(Entries shown)

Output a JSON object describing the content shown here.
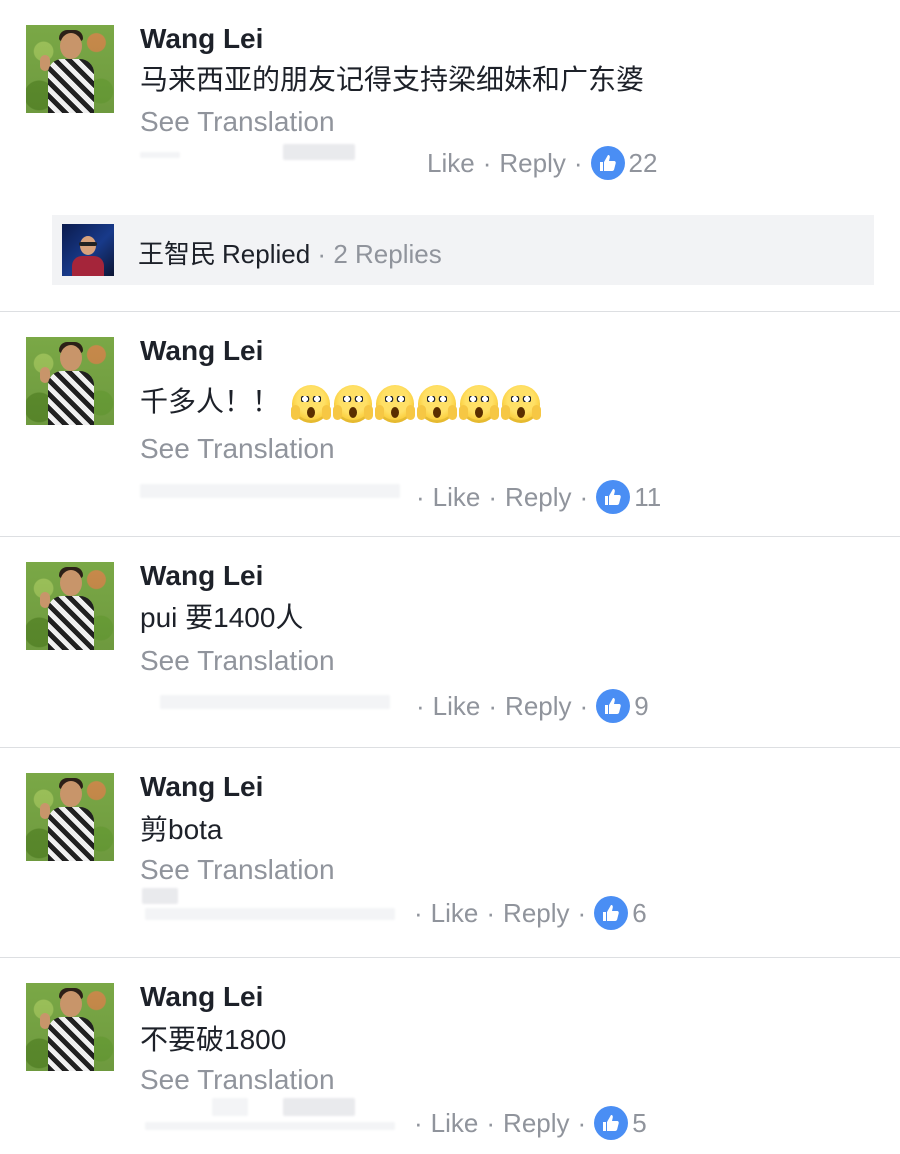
{
  "comments": [
    {
      "author": "Wang Lei",
      "text": "马来西亚的朋友记得支持梁细妹和广东婆",
      "translate": "See Translation",
      "like": "Like",
      "reply": "Reply",
      "likes": "22"
    },
    {
      "author": "Wang Lei",
      "text": "千多人！！",
      "emoji_count": 6,
      "translate": "See Translation",
      "like": "Like",
      "reply": "Reply",
      "likes": "11"
    },
    {
      "author": "Wang Lei",
      "text": "pui 要1400人",
      "translate": "See Translation",
      "like": "Like",
      "reply": "Reply",
      "likes": "9"
    },
    {
      "author": "Wang Lei",
      "text": "剪bota",
      "translate": "See Translation",
      "like": "Like",
      "reply": "Reply",
      "likes": "6"
    },
    {
      "author": "Wang Lei",
      "text": "不要破1800",
      "translate": "See Translation",
      "like": "Like",
      "reply": "Reply",
      "likes": "5"
    }
  ],
  "reply_bar": {
    "name": "王智民",
    "status": "Replied",
    "count": "2 Replies"
  },
  "separator": "·",
  "colors": {
    "like_blue": "#4a8ef4",
    "meta_gray": "#90949c",
    "text": "#1d2129"
  },
  "icons": {
    "like": "thumbs-up-icon",
    "emoji": "face-screaming-in-fear-emoji"
  }
}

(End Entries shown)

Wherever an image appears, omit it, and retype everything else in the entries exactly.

Output a JSON object describing the content shown here.
{
  "comments": [
    {
      "author": "Wang Lei",
      "text": "马来西亚的朋友记得支持梁细妹和广东婆",
      "translate": "See Translation",
      "like": "Like",
      "reply": "Reply",
      "likes": "22"
    },
    {
      "author": "Wang Lei",
      "text": "千多人！！",
      "emoji_count": 6,
      "translate": "See Translation",
      "like": "Like",
      "reply": "Reply",
      "likes": "11"
    },
    {
      "author": "Wang Lei",
      "text": "pui 要1400人",
      "translate": "See Translation",
      "like": "Like",
      "reply": "Reply",
      "likes": "9"
    },
    {
      "author": "Wang Lei",
      "text": "剪bota",
      "translate": "See Translation",
      "like": "Like",
      "reply": "Reply",
      "likes": "6"
    },
    {
      "author": "Wang Lei",
      "text": "不要破1800",
      "translate": "See Translation",
      "like": "Like",
      "reply": "Reply",
      "likes": "5"
    }
  ],
  "reply_bar": {
    "name": "王智民",
    "status": "Replied",
    "count": "2 Replies"
  },
  "separator": "·",
  "colors": {
    "like_blue": "#4a8ef4",
    "meta_gray": "#90949c",
    "text": "#1d2129"
  },
  "icons": {
    "like": "thumbs-up-icon",
    "emoji": "face-screaming-in-fear-emoji"
  }
}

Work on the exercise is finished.